What is your greatest skill as a nurse?
I think it is my listening skills. You have to let that person be able to talk to you and then reassure any elevating fears and anxieties. Unfortunatley we don’t always have the answers and can’t fix every problem, which is the sad part of the job, but just being there so the person has someone they can confide in.
What is the one thing that stands out for you that your job has taught you over the years?
The one thing my job has taught me is that everyone is different, every person has their own thoughts, feelings, anxieties and you have to be able to address that regardless of circumstances, age etc. You have to be inclusive towards everybody and encompass treating not only them but also their family members.
How do you and the team support each other with your health and wellbeing?
My role as Deputy Manager means I am in charge of the nursing team and the senior care and care assistants. I operate an open door policy, so if anyone has any worries or anxieties they can always come and talk to me. If I feel they need more support I would contact the HR team and look into offering them further support and try and help with as much as we can with changing shift patterns and reducing hours etc. When we have happy staff we have happy residents, so we are constantly working on boosting staff morale and being there for one another.
How have you found nursing in the midst of Covid and the ever-changing developments?
I was working within the emergency department throughout the first outbreak of Covid which was very challenging, we had to adapt to many changes very quickly. We were seeing many sick people coming through the doors and weren’t able to have anyone with them so as nurses we were not only caring for very sick patients but we were also the only people there for them. We had to adapt to wearing full PPE which was very overwhelming for both us and the patients as it made it difficult to communicate things to them. It mentally and physically took a lot out of the staff. We would often have to take time out and have a little cry and as this was all very new to us and we were having to see many of our colleagues get sick. It has been a very difficult time for all nurses, in the NHS setting and in the care home setting, but we all need to continue to be there for each other and talk to one another.
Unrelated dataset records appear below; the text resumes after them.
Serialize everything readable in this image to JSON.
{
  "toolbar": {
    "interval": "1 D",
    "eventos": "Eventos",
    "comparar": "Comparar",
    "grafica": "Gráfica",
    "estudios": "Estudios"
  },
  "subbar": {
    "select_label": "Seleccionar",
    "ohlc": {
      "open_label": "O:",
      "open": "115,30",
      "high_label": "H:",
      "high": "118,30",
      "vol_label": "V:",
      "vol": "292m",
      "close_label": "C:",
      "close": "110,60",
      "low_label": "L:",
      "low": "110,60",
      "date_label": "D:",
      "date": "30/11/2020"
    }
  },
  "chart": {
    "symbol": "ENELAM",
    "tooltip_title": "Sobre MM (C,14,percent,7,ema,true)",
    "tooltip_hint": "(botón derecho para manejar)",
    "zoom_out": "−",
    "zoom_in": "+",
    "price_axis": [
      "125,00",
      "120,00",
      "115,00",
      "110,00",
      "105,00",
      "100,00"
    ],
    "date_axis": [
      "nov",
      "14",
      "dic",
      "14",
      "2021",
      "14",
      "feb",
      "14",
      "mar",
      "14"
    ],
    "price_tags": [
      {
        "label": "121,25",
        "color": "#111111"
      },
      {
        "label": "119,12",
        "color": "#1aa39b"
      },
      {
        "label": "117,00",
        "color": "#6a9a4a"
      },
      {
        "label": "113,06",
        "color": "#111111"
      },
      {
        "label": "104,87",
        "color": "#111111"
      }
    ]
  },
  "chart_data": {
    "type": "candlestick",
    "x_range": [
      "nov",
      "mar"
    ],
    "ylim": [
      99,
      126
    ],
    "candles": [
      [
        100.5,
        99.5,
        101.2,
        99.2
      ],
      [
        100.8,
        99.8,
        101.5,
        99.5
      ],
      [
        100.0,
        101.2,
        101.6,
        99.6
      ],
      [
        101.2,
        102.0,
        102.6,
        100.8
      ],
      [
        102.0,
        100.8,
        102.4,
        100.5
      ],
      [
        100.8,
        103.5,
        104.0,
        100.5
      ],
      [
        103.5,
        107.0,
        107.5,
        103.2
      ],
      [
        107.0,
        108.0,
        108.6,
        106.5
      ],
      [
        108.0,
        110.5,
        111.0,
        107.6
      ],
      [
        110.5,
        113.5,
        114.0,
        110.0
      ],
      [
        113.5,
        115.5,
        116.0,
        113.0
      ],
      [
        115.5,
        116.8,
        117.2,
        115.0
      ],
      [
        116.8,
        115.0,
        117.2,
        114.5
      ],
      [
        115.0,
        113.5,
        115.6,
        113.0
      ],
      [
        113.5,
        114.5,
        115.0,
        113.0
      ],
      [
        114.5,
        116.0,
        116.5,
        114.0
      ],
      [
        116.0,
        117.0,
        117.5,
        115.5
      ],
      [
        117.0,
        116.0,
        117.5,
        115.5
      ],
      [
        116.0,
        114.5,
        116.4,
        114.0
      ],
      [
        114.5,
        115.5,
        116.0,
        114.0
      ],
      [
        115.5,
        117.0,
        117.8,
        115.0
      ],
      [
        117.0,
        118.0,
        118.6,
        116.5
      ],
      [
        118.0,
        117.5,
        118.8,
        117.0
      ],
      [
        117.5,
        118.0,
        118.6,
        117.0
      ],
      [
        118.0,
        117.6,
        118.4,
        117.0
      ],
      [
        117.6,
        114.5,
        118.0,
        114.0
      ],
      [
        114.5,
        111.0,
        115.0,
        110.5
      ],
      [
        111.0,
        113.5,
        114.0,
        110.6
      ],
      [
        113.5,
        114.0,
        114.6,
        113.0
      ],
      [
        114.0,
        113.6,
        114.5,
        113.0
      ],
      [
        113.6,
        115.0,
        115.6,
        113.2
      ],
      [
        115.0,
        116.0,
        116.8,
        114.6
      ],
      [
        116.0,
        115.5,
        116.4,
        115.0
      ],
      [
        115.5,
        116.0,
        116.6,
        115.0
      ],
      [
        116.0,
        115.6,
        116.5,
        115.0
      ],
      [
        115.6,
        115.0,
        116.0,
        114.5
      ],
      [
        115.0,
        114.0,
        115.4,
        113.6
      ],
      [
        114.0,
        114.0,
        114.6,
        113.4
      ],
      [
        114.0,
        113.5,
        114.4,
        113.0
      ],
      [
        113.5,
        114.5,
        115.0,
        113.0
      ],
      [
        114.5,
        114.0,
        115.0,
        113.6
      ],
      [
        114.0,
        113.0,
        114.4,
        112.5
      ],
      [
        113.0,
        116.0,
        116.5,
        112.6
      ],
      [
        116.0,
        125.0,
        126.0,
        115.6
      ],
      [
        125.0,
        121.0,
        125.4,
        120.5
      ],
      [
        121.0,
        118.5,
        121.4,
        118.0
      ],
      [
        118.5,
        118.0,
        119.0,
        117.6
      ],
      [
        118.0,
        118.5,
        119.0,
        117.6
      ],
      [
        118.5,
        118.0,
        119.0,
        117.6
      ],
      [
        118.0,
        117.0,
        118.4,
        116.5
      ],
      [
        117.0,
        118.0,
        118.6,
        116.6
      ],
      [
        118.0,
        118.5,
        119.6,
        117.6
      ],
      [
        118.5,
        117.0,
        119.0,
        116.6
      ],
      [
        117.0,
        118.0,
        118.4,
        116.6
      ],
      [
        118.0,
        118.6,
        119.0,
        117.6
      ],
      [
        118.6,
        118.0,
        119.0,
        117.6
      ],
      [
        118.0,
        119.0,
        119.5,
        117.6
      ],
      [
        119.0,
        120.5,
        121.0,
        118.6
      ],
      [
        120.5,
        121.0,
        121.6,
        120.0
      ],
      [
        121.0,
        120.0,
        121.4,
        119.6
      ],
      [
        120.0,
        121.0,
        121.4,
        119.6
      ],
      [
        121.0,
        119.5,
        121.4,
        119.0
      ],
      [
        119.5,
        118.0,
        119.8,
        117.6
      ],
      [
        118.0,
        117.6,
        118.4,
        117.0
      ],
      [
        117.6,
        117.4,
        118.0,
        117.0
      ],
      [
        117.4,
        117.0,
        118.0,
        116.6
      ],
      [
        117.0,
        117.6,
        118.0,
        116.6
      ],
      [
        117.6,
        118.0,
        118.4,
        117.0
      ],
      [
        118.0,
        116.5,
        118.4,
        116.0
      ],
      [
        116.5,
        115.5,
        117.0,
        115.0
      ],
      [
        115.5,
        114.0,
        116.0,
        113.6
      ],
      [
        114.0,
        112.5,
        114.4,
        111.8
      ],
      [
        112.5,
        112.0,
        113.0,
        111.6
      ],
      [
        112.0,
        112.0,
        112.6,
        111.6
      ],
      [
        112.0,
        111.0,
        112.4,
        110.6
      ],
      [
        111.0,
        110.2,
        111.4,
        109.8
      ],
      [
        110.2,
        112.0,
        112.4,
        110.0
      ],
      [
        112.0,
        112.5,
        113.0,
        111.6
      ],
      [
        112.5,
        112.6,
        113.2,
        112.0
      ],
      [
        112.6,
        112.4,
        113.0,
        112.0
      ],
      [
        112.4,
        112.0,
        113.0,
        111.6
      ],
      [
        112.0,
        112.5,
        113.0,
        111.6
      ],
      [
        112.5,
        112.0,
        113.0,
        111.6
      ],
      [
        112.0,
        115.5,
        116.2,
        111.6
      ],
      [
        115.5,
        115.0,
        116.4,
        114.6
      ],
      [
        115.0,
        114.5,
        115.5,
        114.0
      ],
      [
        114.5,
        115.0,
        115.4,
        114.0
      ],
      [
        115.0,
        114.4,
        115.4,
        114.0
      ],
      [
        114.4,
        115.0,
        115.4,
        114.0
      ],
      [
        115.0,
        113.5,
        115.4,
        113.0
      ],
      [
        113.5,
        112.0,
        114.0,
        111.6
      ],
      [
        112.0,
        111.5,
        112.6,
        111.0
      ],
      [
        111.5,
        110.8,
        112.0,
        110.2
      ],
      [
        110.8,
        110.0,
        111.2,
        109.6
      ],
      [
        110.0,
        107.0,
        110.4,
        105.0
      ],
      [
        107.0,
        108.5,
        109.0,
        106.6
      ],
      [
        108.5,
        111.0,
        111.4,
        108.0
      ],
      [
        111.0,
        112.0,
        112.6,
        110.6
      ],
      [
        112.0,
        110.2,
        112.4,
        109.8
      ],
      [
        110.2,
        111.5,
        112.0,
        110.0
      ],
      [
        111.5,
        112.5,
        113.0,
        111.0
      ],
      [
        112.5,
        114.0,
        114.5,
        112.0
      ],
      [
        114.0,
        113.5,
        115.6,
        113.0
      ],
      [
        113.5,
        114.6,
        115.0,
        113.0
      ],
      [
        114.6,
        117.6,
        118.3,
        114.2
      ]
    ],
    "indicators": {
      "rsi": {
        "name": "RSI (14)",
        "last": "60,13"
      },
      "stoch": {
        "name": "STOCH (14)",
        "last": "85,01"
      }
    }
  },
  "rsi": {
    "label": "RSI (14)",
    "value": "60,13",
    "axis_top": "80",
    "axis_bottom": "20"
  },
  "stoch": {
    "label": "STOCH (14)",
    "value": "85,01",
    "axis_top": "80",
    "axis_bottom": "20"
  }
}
What are the highlights of your nursing career at Orchard so far?
I think my highlight has been getting to know the residents. I have loved getting stuck into the role and I have received so much support from Sharon, the Home Manager. The induction process when joining Orchard has been amazing and helped me endlessly. We have 3 new nurses joining so I am enjoying getting our nursing team up and running and letting the community know that we are here and always happy to help.
Why do you think International Nurses Day is important?
We have always been told to remember Florence Nightingale as International Nurses Day falls on her birthday, so it is very fitting tribute to the work that she did. The day also reminds us why we are here as nurses and what we want to achieve. It gives up that recognition, we are often called the unsung heroes and it is lovely to have that recognition. International Nurses Day puts us at the forefront and shows people what we do and how hard we work to deliver the best quality care. There is no better feeling in this world than making a difference to someone’s life and that is what we are here to do.
What would you like to say to your fellow nurses this International Nurses Day?
To all of my fellow nurses, we proud of who you are, always keep at the forefront of your mind what we are here to do. Keep up the good work, you are doing an absolutely amazing job, we are all in this together. Hopefully Covid will be a thing of the past so keep doing what you are doing. We are here, we are nurses, be proud of what you do and hold your head up high when you say that you are nurse.
Watch the full interview with Michelle below: